As a note, if I were to divide income by cost, I’d need to indicate which ratios were largest instead. It’s often easy to get confused as to which you want, but I tend to think about it like this. I want the most income, for the least cost, so increasing the income and/or decreasing the cost would an improvement. Therefore…
…if I’m dividing income by cost, then an improvement due to increasing the income would mean a larger number divided by the same thing, so the result would be larger. Therefore I want max().
…if I’m dividing cost by income, then an improvement due to decreasing the cost would mean a smaller number divided by the same thing, so the result would be smaller. Therefore I want min().

Once I’ve figured out whether I want to highlight the minimum or maximum ratios, it’s time to build the if() formula. The basic formula would be:

In other words, if the cost divided by the income on this row is the smallest of all the ratios in this table the cell will display the cost. If it’s not, the cell will be blank.

There’s two main alternatives I can think of to this if() approach: sorting, and eyeballing.

There’s two problems with sorting in this context. The first is that very long lists can take a while to sort. That’s not an issue in this case, but in others it might be. The second is that some lists have an intrinsic value in their original order, and so if you sort it you’d then want to sort it back. That’s actually true in this example – the land purchase options are always listed in the same order. So if the third row of the table is highlighted, I want the 3rd purchase option.

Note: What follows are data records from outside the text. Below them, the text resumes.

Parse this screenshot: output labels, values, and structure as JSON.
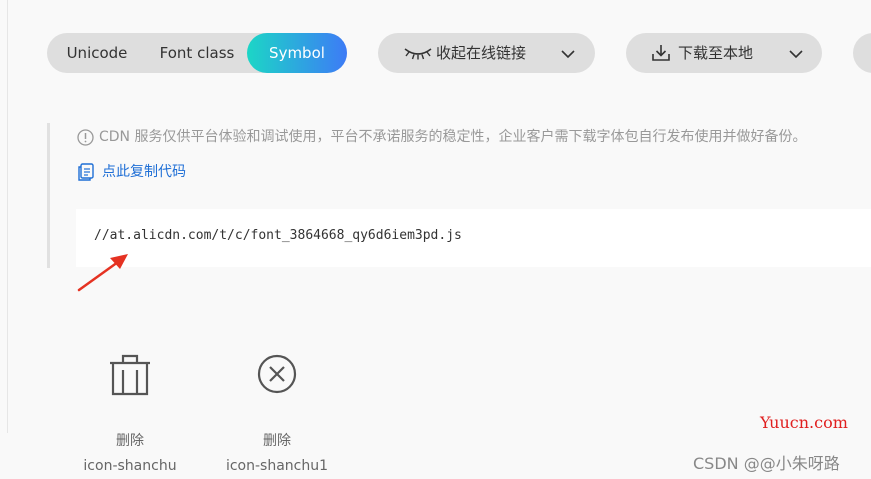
{
  "toolbar": {
    "mode_tabs": [
      {
        "label": "Unicode",
        "active": false
      },
      {
        "label": "Font class",
        "active": false
      },
      {
        "label": "Symbol",
        "active": true
      }
    ],
    "toggle_link_label": "收起在线链接",
    "download_label": "下载至本地",
    "active_gradient": [
      "#1cd6c6",
      "#3d7bf6"
    ],
    "icons": {
      "toggle": "eye-closed-icon",
      "download": "download-icon",
      "chevron": "chevron-down-icon"
    }
  },
  "panel": {
    "notice": "CDN 服务仅供平台体验和调试使用，平台不承诺服务的稳定性，企业客户需下载字体包自行发布使用并做好备份。",
    "copy_label": "点此复制代码",
    "code_url": "//at.alicdn.com/t/c/font_3864668_qy6d6iem3pd.js",
    "link_color": "#1f6fd6"
  },
  "icons": [
    {
      "name": "删除",
      "code": "icon-shanchu",
      "glyph": "trash-icon"
    },
    {
      "name": "删除",
      "code": "icon-shanchu1",
      "glyph": "close-circle-icon"
    }
  ],
  "watermarks": {
    "site": "Yuucn.com",
    "csdn": "CSDN @@小朱呀路"
  }
}
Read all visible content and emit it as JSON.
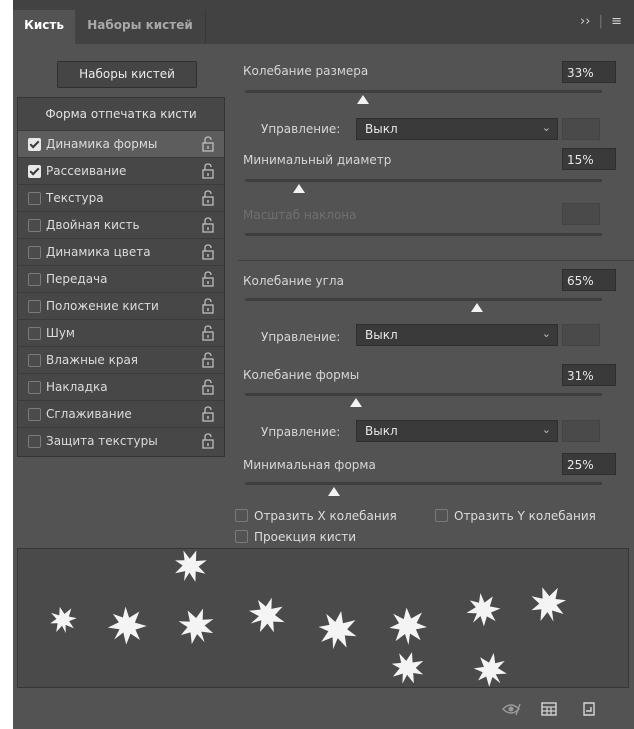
{
  "tabs": {
    "active": "Кисть",
    "inactive": "Наборы кистей"
  },
  "panel_menu": {
    "expand": "››",
    "menu": "≡"
  },
  "presets_button": "Наборы кистей",
  "list_header": "Форма отпечатка кисти",
  "list_items": [
    {
      "label": "Динамика формы",
      "checked": true,
      "selected": true
    },
    {
      "label": "Рассеивание",
      "checked": true,
      "selected": false
    },
    {
      "label": "Текстура",
      "checked": false,
      "selected": false
    },
    {
      "label": "Двойная кисть",
      "checked": false,
      "selected": false
    },
    {
      "label": "Динамика цвета",
      "checked": false,
      "selected": false
    },
    {
      "label": "Передача",
      "checked": false,
      "selected": false
    },
    {
      "label": "Положение кисти",
      "checked": false,
      "selected": false
    },
    {
      "label": "Шум",
      "checked": false,
      "selected": false
    },
    {
      "label": "Влажные края",
      "checked": false,
      "selected": false
    },
    {
      "label": "Накладка",
      "checked": false,
      "selected": false
    },
    {
      "label": "Сглаживание",
      "checked": false,
      "selected": false
    },
    {
      "label": "Защита текстуры",
      "checked": false,
      "selected": false
    }
  ],
  "settings": {
    "size_jitter": {
      "label": "Колебание размера",
      "value": "33%",
      "fraction": 0.33
    },
    "size_control": {
      "label": "Управление:",
      "value": "Выкл"
    },
    "min_diameter": {
      "label": "Минимальный диаметр",
      "value": "15%",
      "fraction": 0.15
    },
    "tilt_scale": {
      "label": "Масштаб наклона"
    },
    "angle_jitter": {
      "label": "Колебание угла",
      "value": "65%",
      "fraction": 0.65
    },
    "angle_control": {
      "label": "Управление:",
      "value": "Выкл"
    },
    "roundness_jitter": {
      "label": "Колебание формы",
      "value": "31%",
      "fraction": 0.31
    },
    "roundness_control": {
      "label": "Управление:",
      "value": "Выкл"
    },
    "min_roundness": {
      "label": "Минимальная форма",
      "value": "25%",
      "fraction": 0.25
    }
  },
  "options": {
    "flip_x": "Отразить X колебания",
    "flip_y": "Отразить Y колебания",
    "projection": "Проекция кисти"
  },
  "bottom_icons": [
    "visibility-icon",
    "grid-icon",
    "new-preset-icon"
  ],
  "colors": {
    "panel": "#535353",
    "tabbar": "#424242",
    "field": "#3a3a3a",
    "text": "#d6d6d6"
  }
}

The other approach, eyeballing, has three problems. The first is that you might, quite simply, miss the lowest value. Quick, which is lower – 1234578979.31 or 598762139.793? The second is that in any decimal number format, the value you see might be rounded up or down from what’s actually there. In the list 5,5,5 the numbers look the same, but it might be that what’s actually there is 5.0, 4.5, and 4.9. Third and last is the fact that if there’s more than one equal to the minimum, you might not catch them all.

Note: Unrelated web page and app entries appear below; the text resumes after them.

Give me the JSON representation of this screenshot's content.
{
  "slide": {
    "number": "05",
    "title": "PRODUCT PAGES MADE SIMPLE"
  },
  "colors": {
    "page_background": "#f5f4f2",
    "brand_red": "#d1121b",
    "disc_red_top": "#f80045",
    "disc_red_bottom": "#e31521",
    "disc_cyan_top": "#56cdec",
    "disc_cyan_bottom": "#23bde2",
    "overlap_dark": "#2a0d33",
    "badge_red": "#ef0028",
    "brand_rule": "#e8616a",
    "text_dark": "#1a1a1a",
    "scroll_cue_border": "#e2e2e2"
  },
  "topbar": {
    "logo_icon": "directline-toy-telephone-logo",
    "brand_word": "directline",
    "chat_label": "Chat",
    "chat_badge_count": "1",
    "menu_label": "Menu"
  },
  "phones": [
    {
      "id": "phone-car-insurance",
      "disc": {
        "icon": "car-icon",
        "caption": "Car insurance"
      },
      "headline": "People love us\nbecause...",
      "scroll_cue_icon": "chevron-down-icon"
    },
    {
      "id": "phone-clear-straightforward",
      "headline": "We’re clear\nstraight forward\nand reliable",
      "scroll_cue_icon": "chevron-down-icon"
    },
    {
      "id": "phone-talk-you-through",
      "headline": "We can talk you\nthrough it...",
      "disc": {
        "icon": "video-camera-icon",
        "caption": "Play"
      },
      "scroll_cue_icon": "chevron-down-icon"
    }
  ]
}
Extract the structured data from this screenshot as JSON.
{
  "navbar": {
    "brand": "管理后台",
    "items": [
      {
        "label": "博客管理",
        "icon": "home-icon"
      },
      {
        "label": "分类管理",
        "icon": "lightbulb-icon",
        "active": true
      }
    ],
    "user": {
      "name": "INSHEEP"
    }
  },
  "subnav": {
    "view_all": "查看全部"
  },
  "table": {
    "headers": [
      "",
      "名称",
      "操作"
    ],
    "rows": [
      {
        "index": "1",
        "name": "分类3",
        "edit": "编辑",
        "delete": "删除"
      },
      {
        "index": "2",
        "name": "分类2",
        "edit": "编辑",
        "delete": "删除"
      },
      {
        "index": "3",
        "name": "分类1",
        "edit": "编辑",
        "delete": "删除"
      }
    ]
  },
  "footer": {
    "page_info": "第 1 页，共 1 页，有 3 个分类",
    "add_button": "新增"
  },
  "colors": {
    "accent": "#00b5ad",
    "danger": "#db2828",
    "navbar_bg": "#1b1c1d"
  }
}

The Google Docs example has three tables. All are equally valid, and produce the same results – it’s just a matter of how complex you’d want it to be, and how comfortable you feel straying from the actual numbers. If you look at them you may notice that they all highlight 3 rows as “best”. That’s deliberate, since sometimes there are multiple best options.

In the Most Basic/Straightforward one, the numbers are exactly as they appear in the game. This makes it easy to understand, for anyone.

In the Less Typing one, the numbers are simplified – Income is divided by 100, Cost by 1000. Even though this means that the ratio of Income to Cost is skewed by a factor of 10, it’s fine as long as the results are all skewed the same amount. Also, you may notice that I’ve multiplied the value in the “Best” column by 1000, to reflect the actual price. That’s so it’s easy to see whether I’ve saved enough money in the game to buy that piece of land yet.

In the Optimized one, all the user has to update is how many are owned – the table calculates the rest. Also, there’s a Best*10 column, because the game allows you to buy 10 units of land at once, all at the same price. Once you’ve done so the price goes up by 10 increments, but you’ve still saved all the increments you would have paid. For example, the starting cost of a piece of land which gives you 100 per hour is 4000 and the increment is 400. So, if you buy the pieces one at a time the first 10 would be
Total cost=4000+4400+4800+5200+5600+6000+6400+6800+7200+7600 = 58,000

But if you buy the first 10 all at once, it’s
Total cost=4000+4000+4000+4000+4000+4000+4000+4000+4000+4000 = 40,000.

Next week I’ll apply this to a more real-life example: grocery shopping.